James Webb was born and lived all his life in Chelsea, London. He was a landscape painter specialising in coastal and port scenes.
Webb painted scenes in England, Wales, Holland, France and along the Rhine. He painted figures and buildings with as much competence as he did landscape backgrounds, and his paintings have a feeling of tranquility and harmony to them. Webb used pale colours, but painted in a robust naturalistic style. He was influenced by J. M. W. Turner.
James Webb came from a very artistic family. His father, Archibald Webb, was also a landscape painter who painted a very famous picture of the Battle of Trafalgar.
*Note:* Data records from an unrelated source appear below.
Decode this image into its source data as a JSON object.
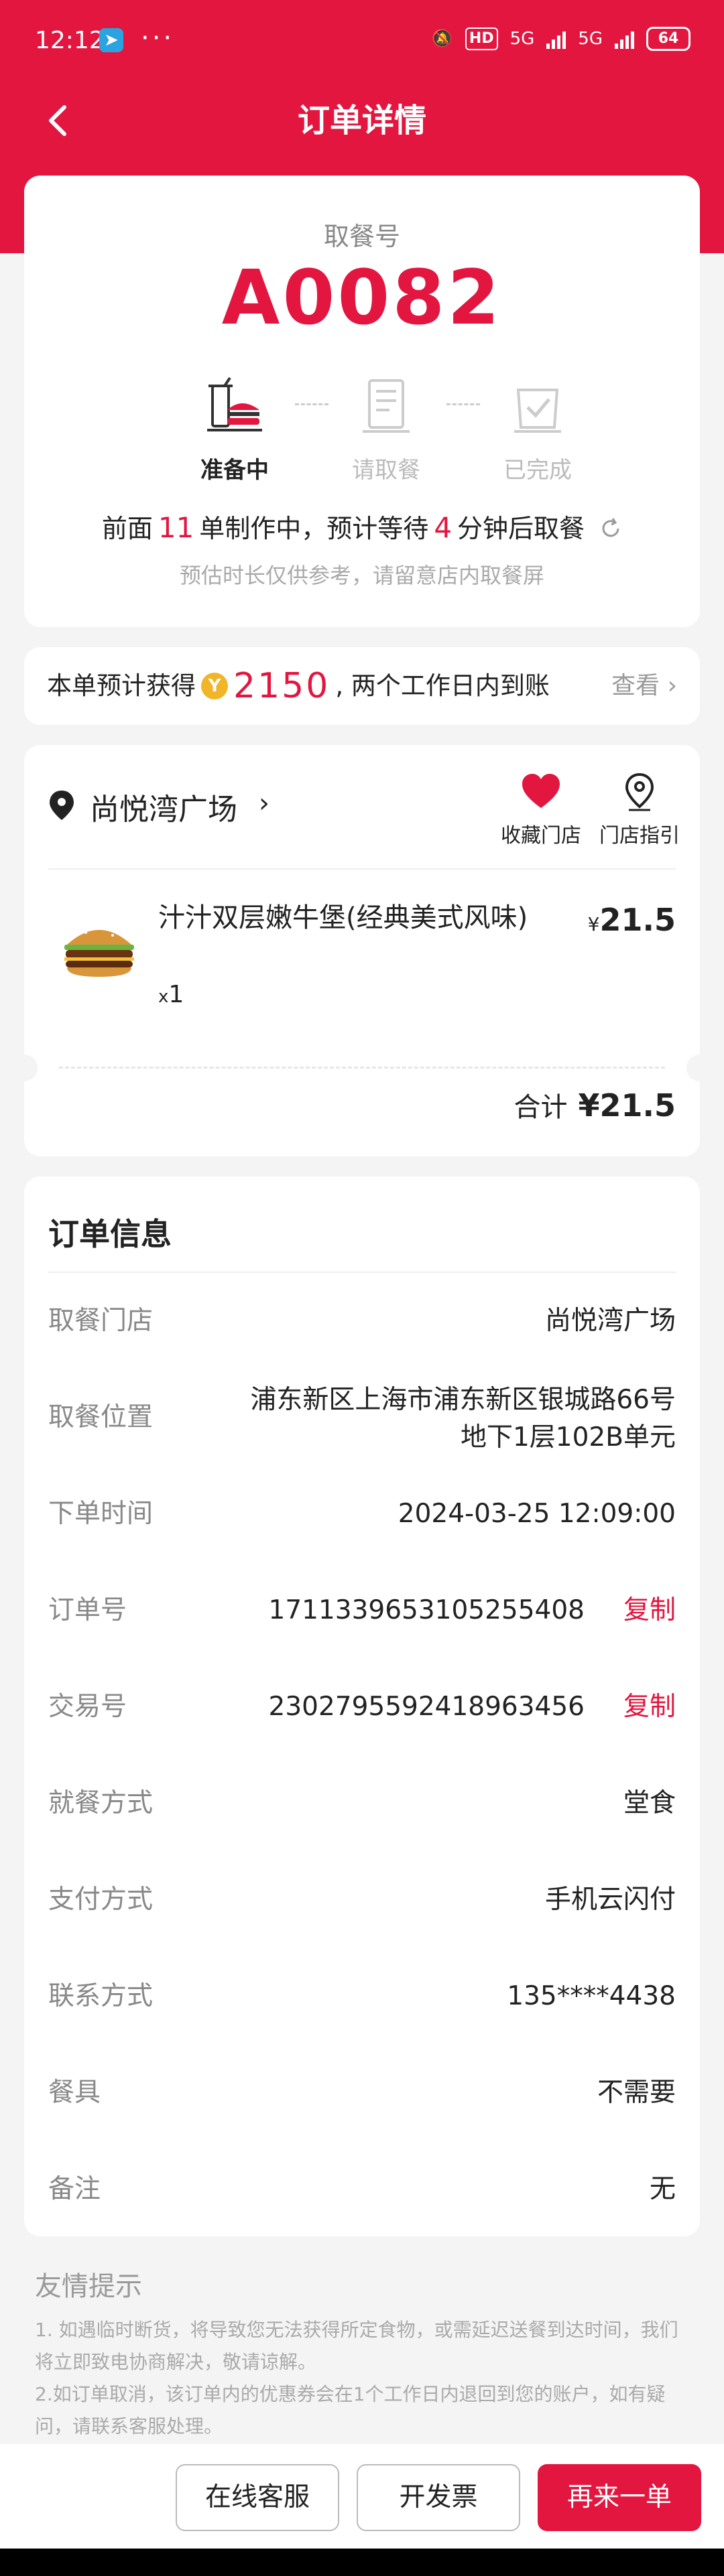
{
  "status": {
    "time": "12:12",
    "dots": "···",
    "hd": "HD",
    "net1": "5G",
    "net2": "5G",
    "battery": "64"
  },
  "nav": {
    "title": "订单详情"
  },
  "pickup": {
    "label": "取餐号",
    "number": "A0082",
    "steps": [
      "准备中",
      "请取餐",
      "已完成"
    ],
    "queue_pre": "前面",
    "queue_count": "11",
    "queue_mid": "单制作中，预计等待",
    "queue_wait": "4",
    "queue_post": "分钟后取餐",
    "hint": "预估时长仅供参考，请留意店内取餐屏"
  },
  "points": {
    "pre": "本单预计获得",
    "coin": "Y",
    "value": "2150",
    "post": ", 两个工作日内到账",
    "link": "查看 ›"
  },
  "store": {
    "name": "尚悦湾广场",
    "fav_label": "收藏门店",
    "guide_label": "门店指引",
    "item_name": "汁汁双层嫩牛堡(经典美式风味)",
    "item_qty_prefix": "x",
    "item_qty": "1",
    "item_price_symbol": "¥",
    "item_price": "21.5",
    "total_label": "合计",
    "total_value": "¥21.5"
  },
  "info": {
    "title": "订单信息",
    "rows": [
      {
        "k": "取餐门店",
        "v": "尚悦湾广场"
      },
      {
        "k": "取餐位置",
        "v": "浦东新区上海市浦东新区银城路66号地下1层102B单元"
      },
      {
        "k": "下单时间",
        "v": "2024-03-25 12:09:00"
      },
      {
        "k": "订单号",
        "v": "1711339653105255408",
        "copy": "复制"
      },
      {
        "k": "交易号",
        "v": "2302795592418963456",
        "copy": "复制"
      },
      {
        "k": "就餐方式",
        "v": "堂食"
      },
      {
        "k": "支付方式",
        "v": "手机云闪付"
      },
      {
        "k": "联系方式",
        "v": "135****4438"
      },
      {
        "k": "餐具",
        "v": "不需要"
      },
      {
        "k": "备注",
        "v": "无"
      }
    ]
  },
  "tips": {
    "title": "友情提示",
    "line1": "1. 如遇临时断货，将导致您无法获得所定食物，或需延迟送餐到达时间，我们将立即致电协商解决，敬请谅解。",
    "line2": "2.如订单取消，该订单内的优惠券会在1个工作日内退回到您的账户，如有疑问，请联系客服处理。"
  },
  "actions": {
    "service": "在线客服",
    "invoice": "开发票",
    "reorder": "再来一单"
  },
  "colors": {
    "brand": "#e2163f"
  }
}
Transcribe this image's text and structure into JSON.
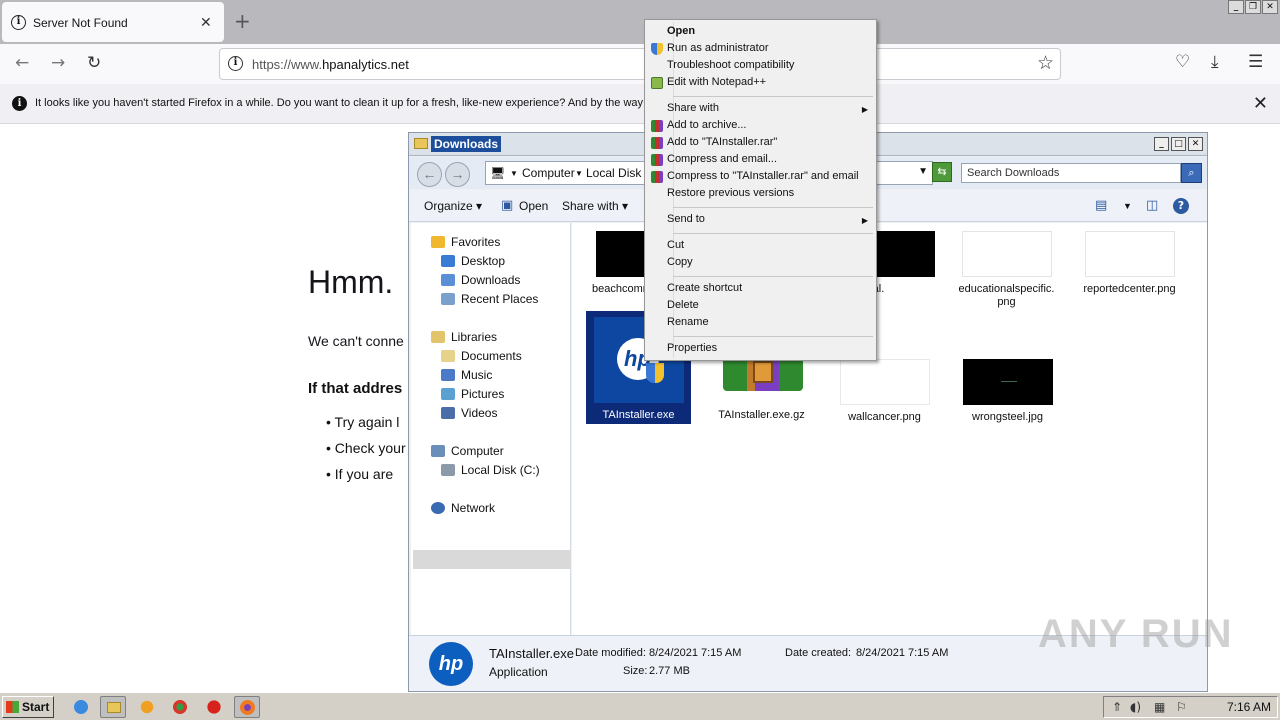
{
  "browser": {
    "tab_title": "Server Not Found",
    "new_tab_symbol": "+",
    "url_prefix": "https://www.",
    "url_domain": "hpanalytics.net",
    "notification": "It looks like you haven't started Firefox in a while. Do you want to clean it up for a fresh, like-new experience? And by the way",
    "error": {
      "heading": "Hmm. ",
      "line1": "We can't conne",
      "sub": "If that addres",
      "bullets": [
        "Try again l",
        "Check your",
        "If you are"
      ]
    }
  },
  "explorer": {
    "title": "Downloads",
    "breadcrumb": [
      "Computer",
      "Local Disk (C"
    ],
    "search_placeholder": "Search Downloads",
    "commands": {
      "organize": "Organize",
      "open": "Open",
      "share_with": "Share with"
    },
    "nav": {
      "favorites": "Favorites",
      "favorites_items": [
        "Desktop",
        "Downloads",
        "Recent Places"
      ],
      "libraries": "Libraries",
      "libraries_items": [
        "Documents",
        "Music",
        "Pictures",
        "Videos"
      ],
      "computer": "Computer",
      "computer_items": [
        "Local Disk (C:)"
      ],
      "network": "Network"
    },
    "files": [
      {
        "name": "beachcomn",
        "thumb": "black"
      },
      {
        "name": "ionternal.\njpg",
        "thumb": "black"
      },
      {
        "name": "educationalspecific.\npng",
        "thumb": "white"
      },
      {
        "name": "reportedcenter.png",
        "thumb": "white"
      },
      {
        "name": "TAInstaller.exe",
        "thumb": "hp"
      },
      {
        "name": "TAInstaller.exe.gz",
        "thumb": "rar"
      },
      {
        "name": "wallcancer.png",
        "thumb": "white"
      },
      {
        "name": "wrongsteel.jpg",
        "thumb": "black"
      }
    ],
    "details": {
      "filename": "TAInstaller.exe",
      "type": "Application",
      "modified_label": "Date modified:",
      "modified": "8/24/2021 7:15 AM",
      "size_label": "Size:",
      "size": "2.77 MB",
      "created_label": "Date created:",
      "created": "8/24/2021 7:15 AM"
    }
  },
  "context_menu": {
    "items": [
      {
        "label": "Open",
        "bold": true,
        "icon": ""
      },
      {
        "label": "Run as administrator",
        "icon": "shield-icon"
      },
      {
        "label": "Troubleshoot compatibility",
        "icon": ""
      },
      {
        "label": "Edit with Notepad++",
        "icon": "notepad-icon"
      },
      {
        "label": "Share with",
        "submenu": true,
        "icon": ""
      },
      {
        "label": "Add to archive...",
        "icon": "winrar-icon"
      },
      {
        "label": "Add to \"TAInstaller.rar\"",
        "icon": "winrar-icon"
      },
      {
        "label": "Compress and email...",
        "icon": "winrar-icon"
      },
      {
        "label": "Compress to \"TAInstaller.rar\" and email",
        "icon": "winrar-icon"
      },
      {
        "label": "Restore previous versions",
        "icon": ""
      },
      {
        "label": "Send to",
        "submenu": true,
        "icon": ""
      },
      {
        "label": "Cut",
        "icon": ""
      },
      {
        "label": "Copy",
        "icon": ""
      },
      {
        "label": "Create shortcut",
        "icon": ""
      },
      {
        "label": "Delete",
        "icon": ""
      },
      {
        "label": "Rename",
        "icon": ""
      },
      {
        "label": "Properties",
        "icon": ""
      }
    ]
  },
  "taskbar": {
    "start_label": "Start",
    "clock": "7:16 AM"
  },
  "watermark": "ANY RUN",
  "colors": {
    "selection": "#0d2a78",
    "explorer_titlebar_text_bg": "#1c4e9c"
  }
}
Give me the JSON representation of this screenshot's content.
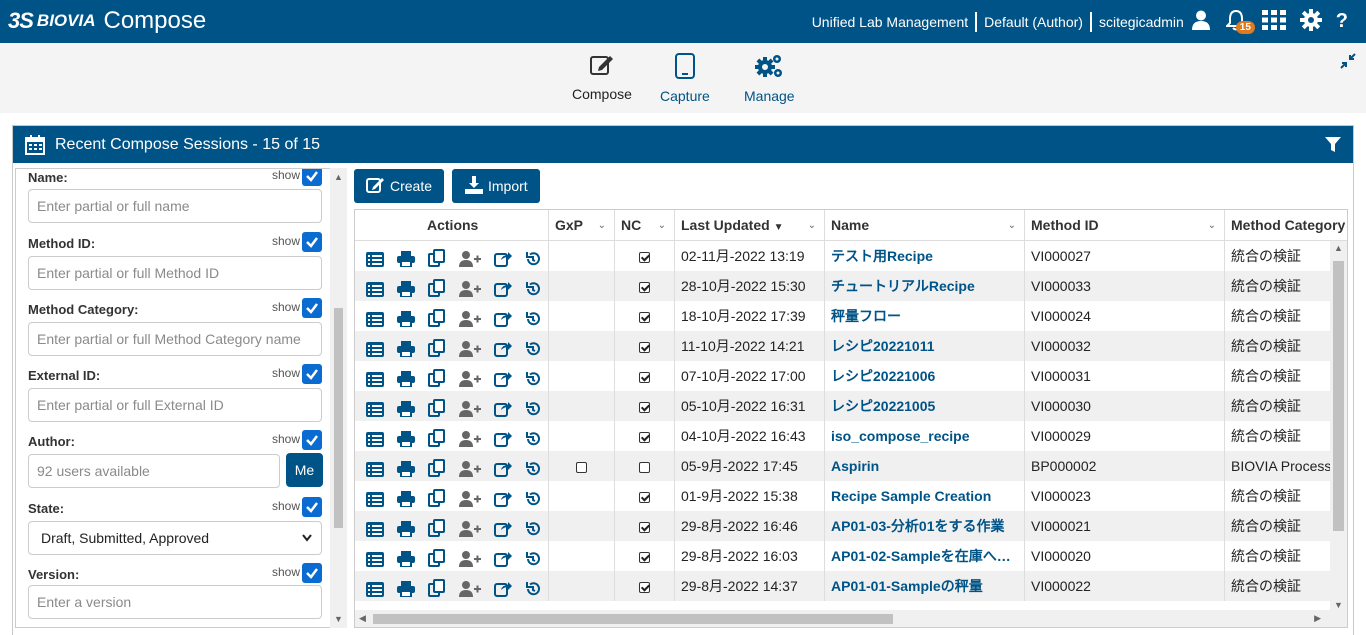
{
  "app": {
    "ds": "3S",
    "brand": "BIOVIA",
    "product": "Compose"
  },
  "topbar": {
    "lab": "Unified Lab Management",
    "role": "Default (Author)",
    "user": "scitegicadmin",
    "notifications": "15"
  },
  "nav": [
    {
      "label": "Compose",
      "icon": "edit-icon"
    },
    {
      "label": "Capture",
      "icon": "tablet-icon"
    },
    {
      "label": "Manage",
      "icon": "gears-icon"
    }
  ],
  "panel": {
    "title": "Recent Compose Sessions - 15 of 15"
  },
  "filters": {
    "show_label": "show",
    "name": {
      "label": "Name:",
      "placeholder": "Enter partial or full name"
    },
    "method_id": {
      "label": "Method ID:",
      "placeholder": "Enter partial or full Method ID"
    },
    "method_category": {
      "label": "Method Category:",
      "placeholder": "Enter partial or full Method Category name"
    },
    "external_id": {
      "label": "External ID:",
      "placeholder": "Enter partial or full External ID"
    },
    "author": {
      "label": "Author:",
      "placeholder": "92 users available",
      "me": "Me"
    },
    "state": {
      "label": "State:",
      "value": "Draft, Submitted, Approved"
    },
    "version": {
      "label": "Version:",
      "placeholder": "Enter a version"
    }
  },
  "toolbar": {
    "create": "Create",
    "import": "Import"
  },
  "columns": {
    "actions": "Actions",
    "gxp": "GxP",
    "nc": "NC",
    "last_updated": "Last Updated",
    "name": "Name",
    "method_id": "Method ID",
    "method_category": "Method Category"
  },
  "rows": [
    {
      "gxp": null,
      "nc": true,
      "updated": "02-11月-2022 13:19",
      "name": "テスト用Recipe",
      "method_id": "VI000027",
      "category": "統合の検証"
    },
    {
      "gxp": null,
      "nc": true,
      "updated": "28-10月-2022 15:30",
      "name": "チュートリアルRecipe",
      "method_id": "VI000033",
      "category": "統合の検証"
    },
    {
      "gxp": null,
      "nc": true,
      "updated": "18-10月-2022 17:39",
      "name": "秤量フロー",
      "method_id": "VI000024",
      "category": "統合の検証"
    },
    {
      "gxp": null,
      "nc": true,
      "updated": "11-10月-2022 14:21",
      "name": "レシピ20221011",
      "method_id": "VI000032",
      "category": "統合の検証"
    },
    {
      "gxp": null,
      "nc": true,
      "updated": "07-10月-2022 17:00",
      "name": "レシピ20221006",
      "method_id": "VI000031",
      "category": "統合の検証"
    },
    {
      "gxp": null,
      "nc": true,
      "updated": "05-10月-2022 16:31",
      "name": "レシピ20221005",
      "method_id": "VI000030",
      "category": "統合の検証"
    },
    {
      "gxp": null,
      "nc": true,
      "updated": "04-10月-2022 16:43",
      "name": "iso_compose_recipe",
      "method_id": "VI000029",
      "category": "統合の検証"
    },
    {
      "gxp": false,
      "nc": false,
      "updated": "05-9月-2022 17:45",
      "name": "Aspirin",
      "method_id": "BP000002",
      "category": "BIOVIA Process"
    },
    {
      "gxp": null,
      "nc": true,
      "updated": "01-9月-2022 15:38",
      "name": "Recipe Sample Creation",
      "method_id": "VI000023",
      "category": "統合の検証"
    },
    {
      "gxp": null,
      "nc": true,
      "updated": "29-8月-2022 16:46",
      "name": "AP01-03-分析01をする作業",
      "method_id": "VI000021",
      "category": "統合の検証"
    },
    {
      "gxp": null,
      "nc": true,
      "updated": "29-8月-2022 16:03",
      "name": "AP01-02-Sampleを在庫へ…",
      "method_id": "VI000020",
      "category": "統合の検証"
    },
    {
      "gxp": null,
      "nc": true,
      "updated": "29-8月-2022 14:37",
      "name": "AP01-01-Sampleの秤量",
      "method_id": "VI000022",
      "category": "統合の検証"
    }
  ],
  "colors": {
    "primary": "#005386",
    "badge": "#e07a1f",
    "checkbox": "#0a6cd0"
  }
}
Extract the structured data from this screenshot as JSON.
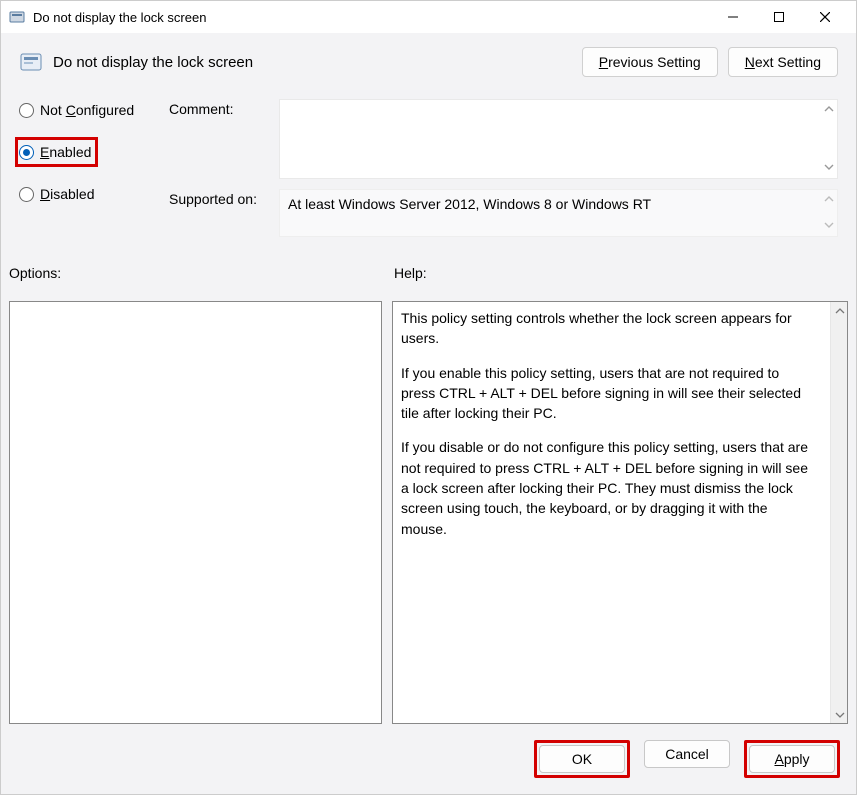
{
  "window": {
    "title": "Do not display the lock screen"
  },
  "toolbar": {
    "title": "Do not display the lock screen",
    "previous": "Previous Setting",
    "next": "Next Setting"
  },
  "radios": {
    "not_configured": "Not Configured",
    "enabled": "Enabled",
    "disabled": "Disabled",
    "selected": "enabled"
  },
  "meta": {
    "comment_label": "Comment:",
    "comment_value": "",
    "supported_label": "Supported on:",
    "supported_value": "At least Windows Server 2012, Windows 8 or Windows RT"
  },
  "sections": {
    "options": "Options:",
    "help": "Help:"
  },
  "help": {
    "p1": "This policy setting controls whether the lock screen appears for users.",
    "p2": "If you enable this policy setting, users that are not required to press CTRL + ALT + DEL before signing in will see their selected tile after locking their PC.",
    "p3": "If you disable or do not configure this policy setting, users that are not required to press CTRL + ALT + DEL before signing in will see a lock screen after locking their PC. They must dismiss the lock screen using touch, the keyboard, or by dragging it with the mouse."
  },
  "buttons": {
    "ok": "OK",
    "cancel": "Cancel",
    "apply": "Apply"
  }
}
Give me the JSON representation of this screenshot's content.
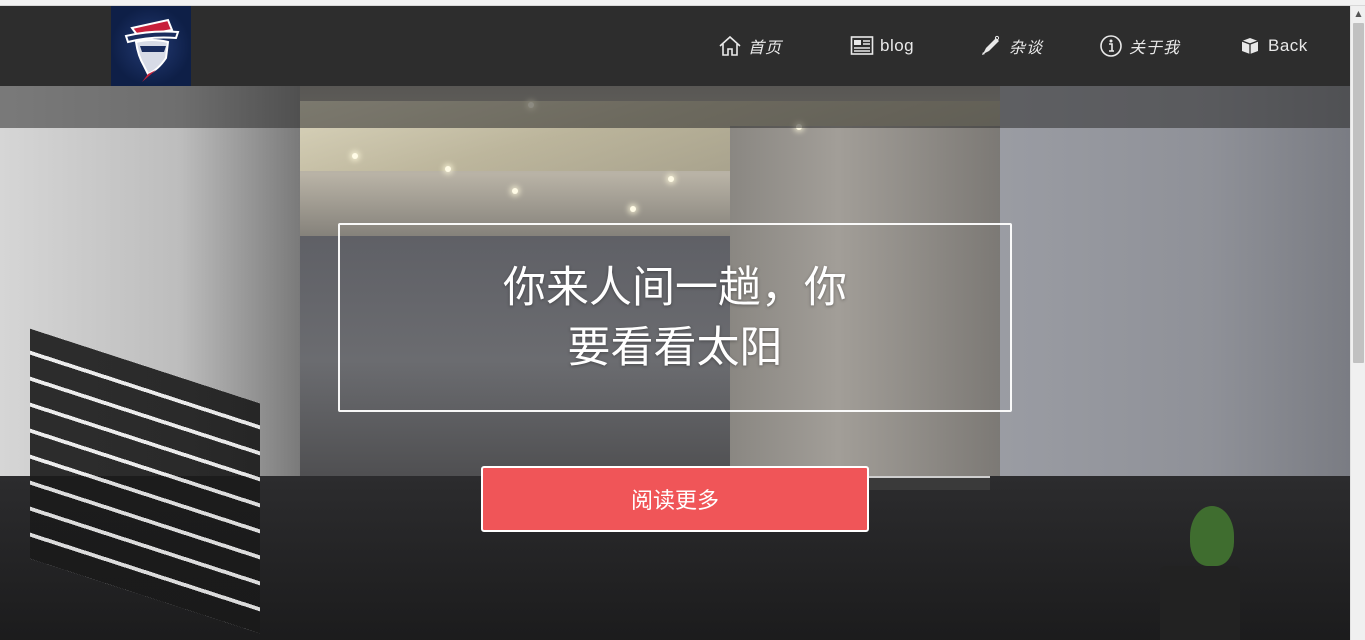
{
  "nav": {
    "items": [
      {
        "label": "首页",
        "icon": "home-icon"
      },
      {
        "label": "blog",
        "icon": "newspaper-icon"
      },
      {
        "label": "杂谈",
        "icon": "pen-icon"
      },
      {
        "label": "关于我",
        "icon": "info-icon"
      },
      {
        "label": "Back",
        "icon": "box-icon"
      }
    ]
  },
  "hero": {
    "headline": "你来人间一趟，你要看看太阳",
    "button_label": "阅读更多"
  },
  "colors": {
    "header_bg": "#2d2d2d",
    "button_bg": "#f05558",
    "logo_bg": "#0e1f47"
  }
}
His brother, Byron Webb, was a London painter of animals who specialised in Highland deer, horse portraits and hunting and skating scenes.
Webb exhibited in London from 1850 to 1888, he had works at the Royal Academy (29), the Royal Society of Artists Gallery at Suffolk Street, The British Institute, The New Watercolour Society and The Royal Institute of Oil Painters.
His works are represented in The Tate, The Victoria and Albert Museum and nearly all the important provincial museums in England.